(UPDATED, 4:49 p.m., with comment from Gov. Butch Otter’s office.)
Senate Education Committee Chairman John Goedde wants the state to yank funding for a controversial, multiyear high school WiFi contract, according to Betsy Russell of the Spokane Spokesman-Review.
The move sets up a potential budget showdown between a key lawmaker and outgoing state superintendent Tom Luna — and possibly Gov. Butch Otter, although the governor isn’t tipping his hand.
Goedde, R-Coeur d’Alene, wants to cut off the $2.25 million-a-year funding for the WiFi contract — a budget line item recommended by Otter and Luna. Instead, Goedde would give the funding to school districts to choose their own WiFi providers.
“There may be other businesses locally that could provide a comparable package and have it competitively bid,” Goedde told Russell. “It’s very possible that they could save money … and employ more Idaho people.”
In a statement Tuesday afternoon, Luna stuck behind his plan to continue with the statewide WiFi contract, saying the rollout is consistent with the 20 recommendations from Otter’s education reform task force.
“Superintendent Luna continues to support a statewide contract to implement and support wireless infrastructure in Idaho’s public high schools because that is what the task force recommended,” spokeswoman Melissa McGrath said. “Specifically, the task force stated, ‘We recommend the state expand the existing high speed bandwidth infrastructure to ensure every school (high school, middle school, and elementary school) has the bandwidth and wireless infrastructure necessary for simultaneous equal access and opportunity. This will require ongoing funding for the repair and replenishment of equipment.’”
Luna and Goedde sat on the 31-member task force.
Otter is lobbying legislators for $14.45 million to keep a separate project afloat — one to maintain the Idaho Education Network broadband contract serving some 90,000 students statewide. As far as the WiFi dispute, Otter was noncommittal Tuesday afternoon.
“He is open to discussing with our partners in the Legislature, how this Wi-Fi portion of the equation fits into the overall broadband puzzle,” spokesman Jon Hanian said. “The governor looks forward to working with leaders in the House and Senate like Sen. Goedde, and all parties as we work through these details and determine the best wifi option for our schools.”
Goedde is not the first lawmaker to question the contract — which could extend to 15 years at a cost exceeding $33 million. Like several members of the budget-writing Joint Finance-Appropriations Committee, Goedde alleges Luna has used one-year funding to embark on a multiyear commitment.
Education Networks of America, the Nashville, Tenn.-based contractor on the project, has a March 15 deadline for the hookups. Since the contract was awarded in July, 175 high schools and junior high schools have signed up for the WiFi service.
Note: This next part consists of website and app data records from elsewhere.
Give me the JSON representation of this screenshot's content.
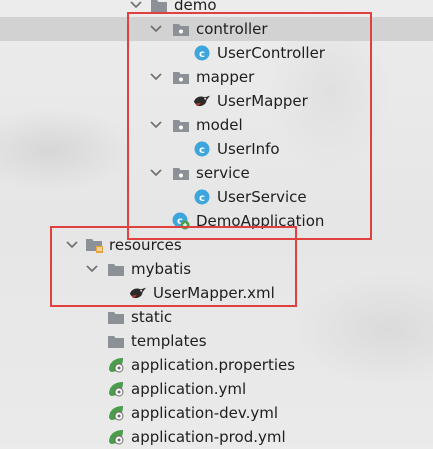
{
  "tree": {
    "items": [
      {
        "key": "demo",
        "label": "demo",
        "icon": "folder-icon",
        "chevron": "chevron-down-icon"
      },
      {
        "key": "controller",
        "label": "controller",
        "icon": "package-folder-icon",
        "chevron": "chevron-down-icon"
      },
      {
        "key": "usercontroller",
        "label": "UserController",
        "icon": "java-class-icon"
      },
      {
        "key": "mapper",
        "label": "mapper",
        "icon": "package-folder-icon",
        "chevron": "chevron-down-icon"
      },
      {
        "key": "usermapper",
        "label": "UserMapper",
        "icon": "mybatis-bird-icon"
      },
      {
        "key": "model",
        "label": "model",
        "icon": "package-folder-icon",
        "chevron": "chevron-down-icon"
      },
      {
        "key": "userinfo",
        "label": "UserInfo",
        "icon": "java-class-icon"
      },
      {
        "key": "service",
        "label": "service",
        "icon": "package-folder-icon",
        "chevron": "chevron-down-icon"
      },
      {
        "key": "userservice",
        "label": "UserService",
        "icon": "java-class-icon"
      },
      {
        "key": "demoapplication",
        "label": "DemoApplication",
        "icon": "spring-boot-app-icon"
      },
      {
        "key": "resources",
        "label": "resources",
        "icon": "resources-folder-icon",
        "chevron": "chevron-down-icon"
      },
      {
        "key": "mybatis",
        "label": "mybatis",
        "icon": "folder-icon",
        "chevron": "chevron-down-icon"
      },
      {
        "key": "usermapperxml",
        "label": "UserMapper.xml",
        "icon": "mybatis-bird-icon"
      },
      {
        "key": "static",
        "label": "static",
        "icon": "folder-icon"
      },
      {
        "key": "templates",
        "label": "templates",
        "icon": "folder-icon"
      },
      {
        "key": "appprops",
        "label": "application.properties",
        "icon": "spring-config-icon"
      },
      {
        "key": "appyml",
        "label": "application.yml",
        "icon": "spring-config-icon"
      },
      {
        "key": "appdevyml",
        "label": "application-dev.yml",
        "icon": "spring-config-icon"
      },
      {
        "key": "appprodyml",
        "label": "application-prod.yml",
        "icon": "spring-config-icon"
      }
    ]
  },
  "colors": {
    "highlight_box": "#e0413e",
    "selection": "#d2d2d2",
    "folder": "#8c9097",
    "java_class": "#3ea6dc",
    "spring": "#4b9d4c"
  }
}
Luna has continued to tout the WiFi project — including, most recently, in a Feb. 13 presentation to Goedde’s committee — and says the project is on pace to meet its March 15 deadline.
Garry Lough, ENA’s Idaho director of customer service, did not respond to repeated requests for comment Tuesday.